### AIM OF THE EXERCISE
Looking through the data, please report how many lines contain the string "title", giving nothing but the number.

[Stored entries]
----------

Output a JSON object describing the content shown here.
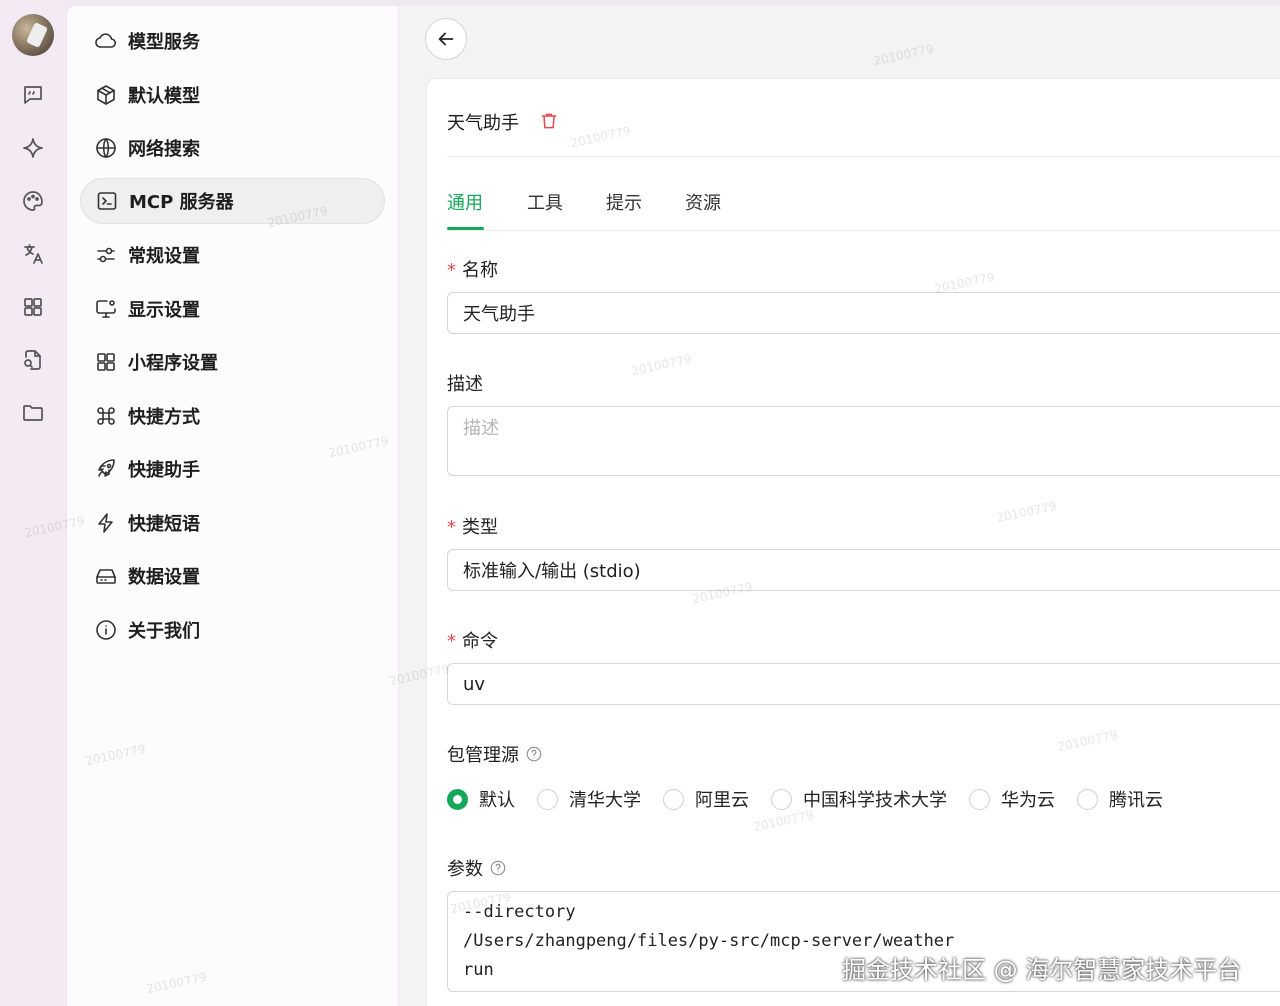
{
  "rail": {
    "icons": [
      "chat-icon",
      "sparkle-icon",
      "palette-icon",
      "translate-icon",
      "apps-icon",
      "document-search-icon",
      "folder-icon"
    ]
  },
  "menu": {
    "items": [
      {
        "label": "模型服务",
        "icon": "cloud-icon",
        "active": false
      },
      {
        "label": "默认模型",
        "icon": "cube-icon",
        "active": false
      },
      {
        "label": "网络搜索",
        "icon": "globe-icon",
        "active": false
      },
      {
        "label": "MCP 服务器",
        "icon": "terminal-icon",
        "active": true
      },
      {
        "label": "常规设置",
        "icon": "sliders-icon",
        "active": false
      },
      {
        "label": "显示设置",
        "icon": "monitor-icon",
        "active": false
      },
      {
        "label": "小程序设置",
        "icon": "grid-icon",
        "active": false
      },
      {
        "label": "快捷方式",
        "icon": "command-icon",
        "active": false
      },
      {
        "label": "快捷助手",
        "icon": "rocket-icon",
        "active": false
      },
      {
        "label": "快捷短语",
        "icon": "zap-icon",
        "active": false
      },
      {
        "label": "数据设置",
        "icon": "drive-icon",
        "active": false
      },
      {
        "label": "关于我们",
        "icon": "info-icon",
        "active": false
      }
    ]
  },
  "server": {
    "title": "天气助手",
    "tabs": [
      "通用",
      "工具",
      "提示",
      "资源"
    ],
    "active_tab": "通用",
    "fields": {
      "name_label": "名称",
      "name_value": "天气助手",
      "desc_label": "描述",
      "desc_placeholder": "描述",
      "type_label": "类型",
      "type_value": "标准输入/输出 (stdio)",
      "command_label": "命令",
      "command_value": "uv",
      "registry_label": "包管理源",
      "args_label": "参数",
      "args_value": "--directory\n/Users/zhangpeng/files/py-src/mcp-server/weather\nrun"
    },
    "registry_options": [
      "默认",
      "清华大学",
      "阿里云",
      "中国科学技术大学",
      "华为云",
      "腾讯云"
    ],
    "registry_selected": "默认"
  },
  "colors": {
    "accent": "#15a85a",
    "danger": "#e5484d"
  },
  "overlay": {
    "watermark": "20100779",
    "footer": "掘金技术社区 @ 海尔智慧家技术平台"
  }
}
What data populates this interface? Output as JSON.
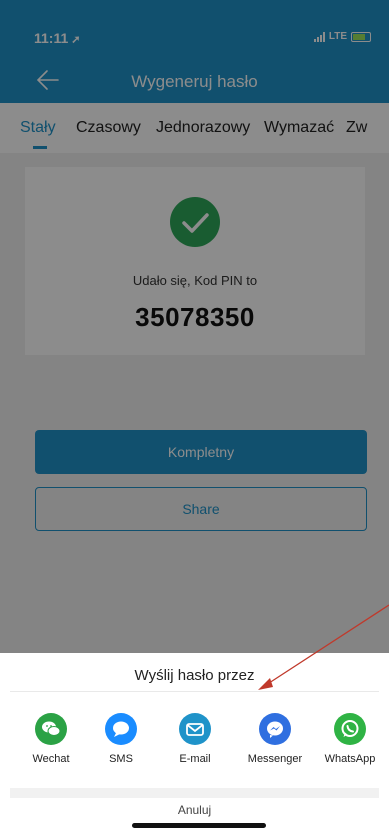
{
  "status_bar": {
    "time": "11:11",
    "location_arrow": "➚",
    "network": "LTE"
  },
  "nav": {
    "title": "Wygeneruj hasło"
  },
  "tabs": [
    {
      "label": "Stały",
      "active": true
    },
    {
      "label": "Czasowy",
      "active": false
    },
    {
      "label": "Jednorazowy",
      "active": false
    },
    {
      "label": "Wymazać",
      "active": false
    },
    {
      "label": "Zw",
      "active": false
    }
  ],
  "result": {
    "message": "Udało się, Kod PIN to",
    "pin": "35078350"
  },
  "buttons": {
    "complete": "Kompletny",
    "share": "Share"
  },
  "share_sheet": {
    "title": "Wyślij hasło przez",
    "options": [
      {
        "label": "Wechat",
        "icon": "wechat-icon",
        "color": "#2ba245"
      },
      {
        "label": "SMS",
        "icon": "sms-icon",
        "color": "#1a8cff"
      },
      {
        "label": "E-mail",
        "icon": "email-icon",
        "color": "#1f93c9"
      },
      {
        "label": "Messenger",
        "icon": "messenger-icon",
        "color": "#2f6fe0"
      },
      {
        "label": "WhatsApp",
        "icon": "whatsapp-icon",
        "color": "#2fb344"
      }
    ],
    "cancel": "Anuluj"
  },
  "colors": {
    "primary": "#1f93c9",
    "success": "#2ea85a",
    "annotation_arrow": "#c0392b"
  }
}
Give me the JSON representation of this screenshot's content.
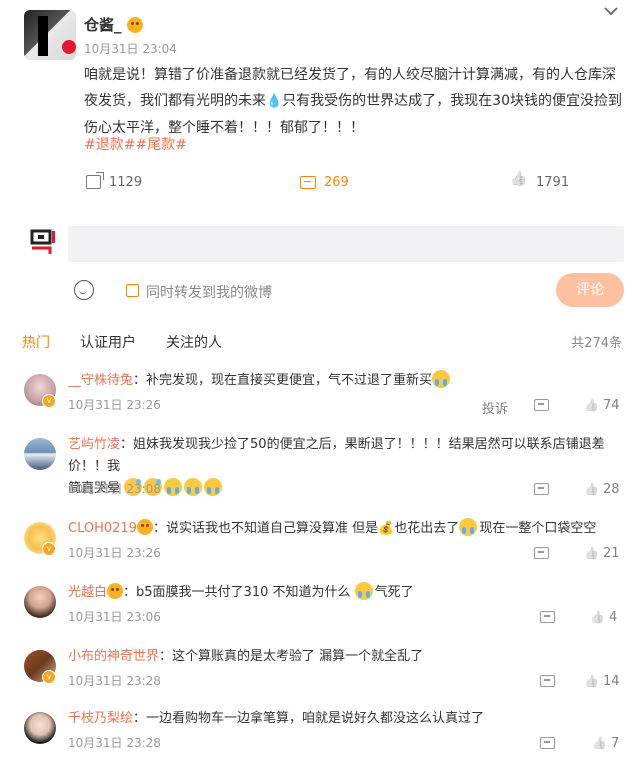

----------

### SOLUTION TO THE PROBLEM
3